At this point we didn’t know where the beer was going to head next, but it was safe to say things weren’t looking great for this beer. Every single brew we make at Wiper and True is put through a sensory evaluation process, as part of our stringent quality control measures. A trained panel of team members from every department participate in a weekly session where we score our beers against a strict set of criteria in order to keep our product quality at its finest. When they hear about this our customers often volunteer to be part of the panel, but it’s a little more formal (read: less fun) than you might imagine. We sit in silence (so we don’t influence each other), usually early in the morning (when tastebuds are less corrupted); we are highly critical (as we strive to be objective and honest with ourselves on a mission to constantly improve) and we concentrate on filling out a rigorous checklist that investigates every part of the beer, from the colour, the way the head leaves a lacing on the glass, the bitterness, the mouthfeel and many more important aspects.
In its first pass at a sensory evaluation panel, this beer scored 72 out of 100. By Wiper and True standards this is an out and out fail; no beer would ever be released to market with a score like that.
However, we kept the faith and let the beer keep maturing and developing, leaving it well alone with no intervention to do its thing.
Fast forward to a sensory review session in April 2022 and the results are entirely different. This beer had turned from a lacklustre, faulted affair into our highest ever scoring beer. It hit an astounding 96 out of 100, and has been talked of ever since as potentially the best beer we’ve ever made.
In the high octane pace of everything else we do at the brewery and in the midst of the biggest project we’ve ever undertaken (moving to our new headquarters this summer), it’s so rewarding to see a slow beer develop so beautifully, simply thanks to time and patience.
Abundance, Mixed Fermentation Saison, will be available online from Monday 23rd May, as part of our Build a Box mixed case. Find it in bottle shops and bars from this week, too, or visit our taproom to buy a bottle or two, from this Friday 20th May onwards.

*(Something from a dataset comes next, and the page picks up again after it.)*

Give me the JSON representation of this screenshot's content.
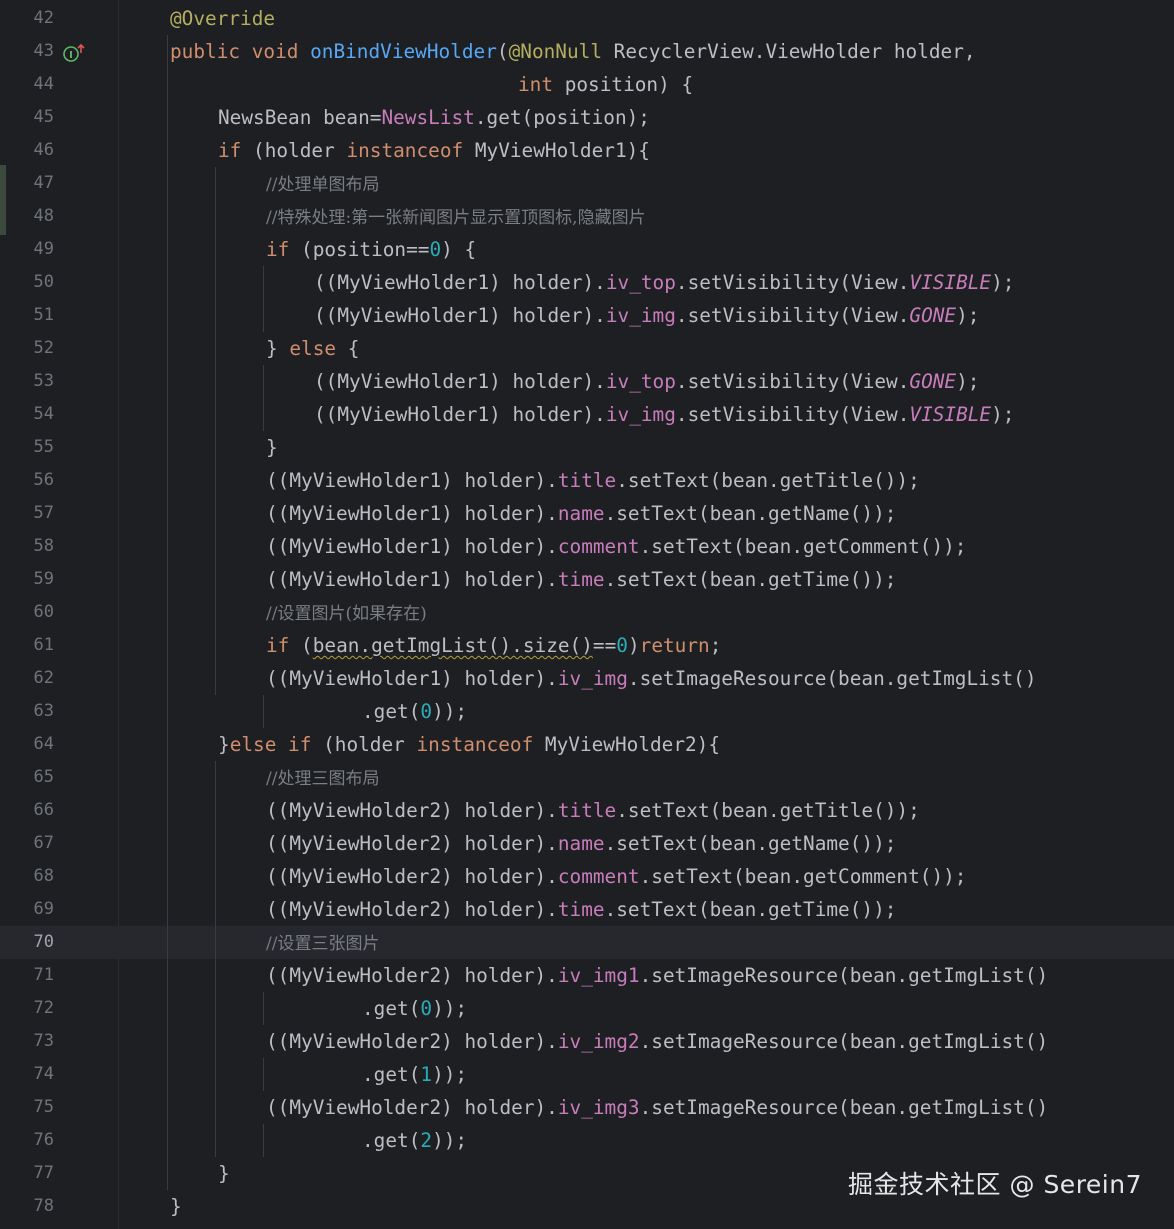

The beer will no doubt continue to evolve over the coming months and years; we can’t wait to see where it goes next.